Directions
Go through the material below, find each line with the word "structure", and copy those lines.
------ Supplied records
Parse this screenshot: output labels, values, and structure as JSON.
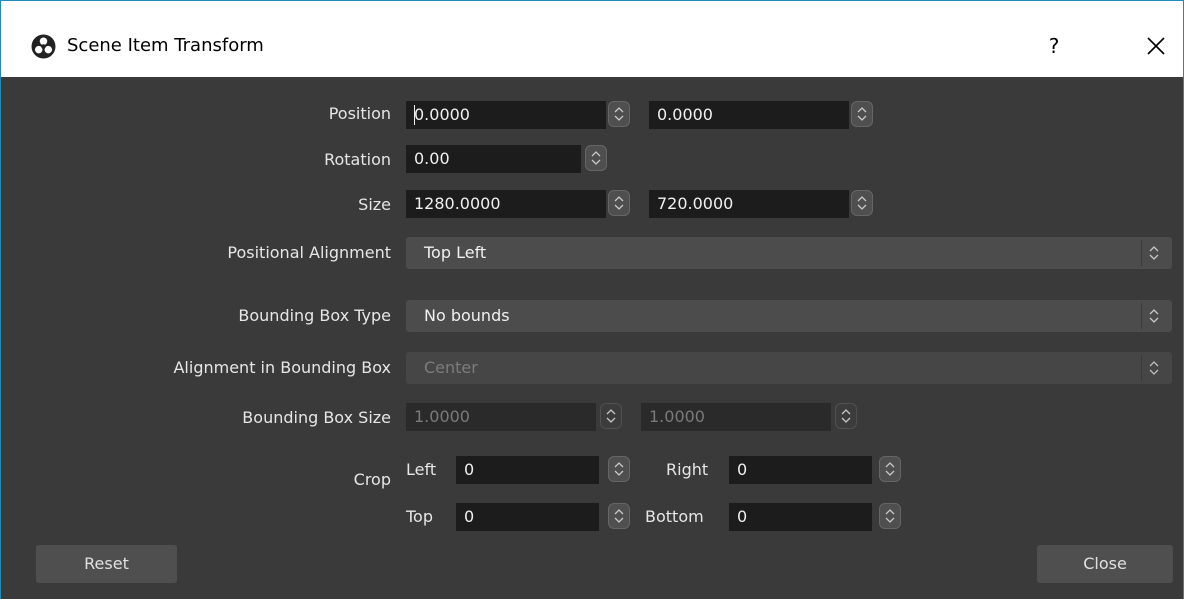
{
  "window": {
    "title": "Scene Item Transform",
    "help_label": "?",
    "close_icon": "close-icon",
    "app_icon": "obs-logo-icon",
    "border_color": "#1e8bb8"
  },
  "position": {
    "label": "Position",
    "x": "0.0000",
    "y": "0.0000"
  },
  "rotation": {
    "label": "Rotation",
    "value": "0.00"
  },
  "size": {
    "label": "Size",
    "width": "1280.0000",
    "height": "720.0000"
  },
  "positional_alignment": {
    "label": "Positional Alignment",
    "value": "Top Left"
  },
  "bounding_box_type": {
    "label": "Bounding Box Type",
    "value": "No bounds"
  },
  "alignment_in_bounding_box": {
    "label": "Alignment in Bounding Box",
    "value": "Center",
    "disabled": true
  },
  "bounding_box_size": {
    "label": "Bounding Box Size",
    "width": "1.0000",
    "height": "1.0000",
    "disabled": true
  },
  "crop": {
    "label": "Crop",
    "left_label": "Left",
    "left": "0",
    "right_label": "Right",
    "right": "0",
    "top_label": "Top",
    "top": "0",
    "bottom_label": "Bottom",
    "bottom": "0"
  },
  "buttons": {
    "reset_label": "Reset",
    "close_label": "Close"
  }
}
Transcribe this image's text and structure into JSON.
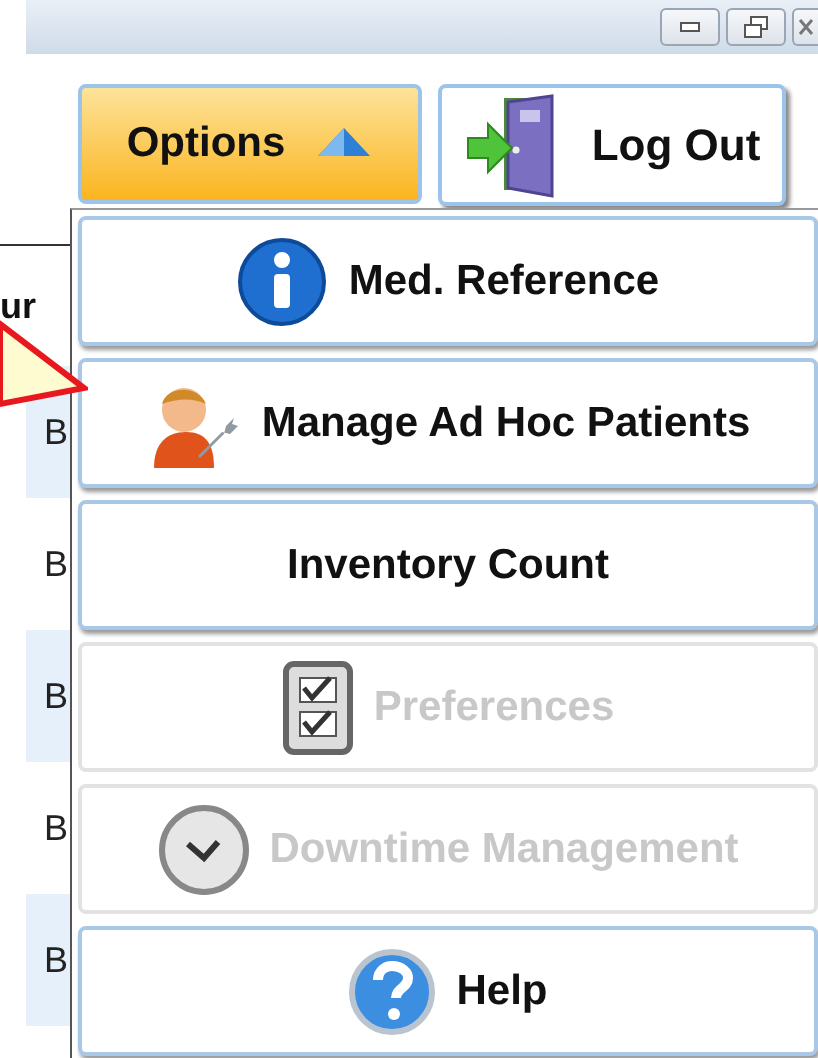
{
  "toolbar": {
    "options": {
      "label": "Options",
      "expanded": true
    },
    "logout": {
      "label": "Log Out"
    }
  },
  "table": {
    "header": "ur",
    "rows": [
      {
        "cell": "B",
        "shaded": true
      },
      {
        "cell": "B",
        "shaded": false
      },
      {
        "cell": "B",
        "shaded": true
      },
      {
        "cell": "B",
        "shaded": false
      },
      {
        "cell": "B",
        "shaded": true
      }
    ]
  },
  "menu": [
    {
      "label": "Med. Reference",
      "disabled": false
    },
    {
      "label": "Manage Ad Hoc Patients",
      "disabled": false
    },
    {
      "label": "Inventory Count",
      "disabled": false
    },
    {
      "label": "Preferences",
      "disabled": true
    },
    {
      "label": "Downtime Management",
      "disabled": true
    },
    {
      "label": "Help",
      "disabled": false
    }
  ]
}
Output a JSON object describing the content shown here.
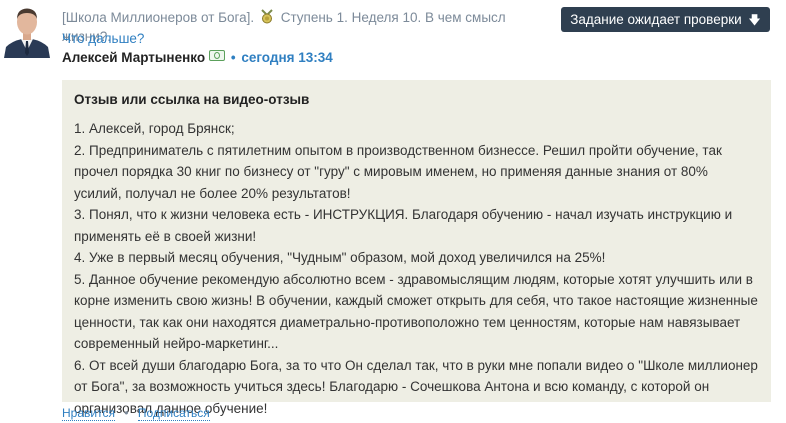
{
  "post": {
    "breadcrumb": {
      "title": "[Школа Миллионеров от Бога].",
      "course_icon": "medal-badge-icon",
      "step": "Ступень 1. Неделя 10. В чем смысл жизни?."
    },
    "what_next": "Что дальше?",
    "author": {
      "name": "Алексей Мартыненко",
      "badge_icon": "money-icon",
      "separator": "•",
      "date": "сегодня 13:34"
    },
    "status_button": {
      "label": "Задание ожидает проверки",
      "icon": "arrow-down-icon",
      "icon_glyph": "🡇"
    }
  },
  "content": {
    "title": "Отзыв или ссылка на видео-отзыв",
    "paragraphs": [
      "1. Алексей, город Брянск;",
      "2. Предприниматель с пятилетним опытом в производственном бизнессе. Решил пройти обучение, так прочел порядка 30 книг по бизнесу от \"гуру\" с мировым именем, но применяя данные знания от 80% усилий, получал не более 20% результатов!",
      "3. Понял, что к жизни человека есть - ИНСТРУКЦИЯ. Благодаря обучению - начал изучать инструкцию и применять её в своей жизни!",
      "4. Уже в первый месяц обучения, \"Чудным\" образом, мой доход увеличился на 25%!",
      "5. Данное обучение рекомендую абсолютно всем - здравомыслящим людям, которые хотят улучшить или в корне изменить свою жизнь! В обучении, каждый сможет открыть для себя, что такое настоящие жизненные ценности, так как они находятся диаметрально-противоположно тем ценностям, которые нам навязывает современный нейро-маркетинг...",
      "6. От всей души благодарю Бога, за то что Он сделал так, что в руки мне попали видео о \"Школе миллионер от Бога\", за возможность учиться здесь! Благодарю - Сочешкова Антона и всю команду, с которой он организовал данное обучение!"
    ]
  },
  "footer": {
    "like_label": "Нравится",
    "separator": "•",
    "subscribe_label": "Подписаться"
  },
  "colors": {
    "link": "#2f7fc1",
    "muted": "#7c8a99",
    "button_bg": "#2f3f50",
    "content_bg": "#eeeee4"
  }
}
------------
Answer to the problem
Parse this screenshot: output labels, values, and structure as JSON.
Transcribe this image's text and structure into JSON.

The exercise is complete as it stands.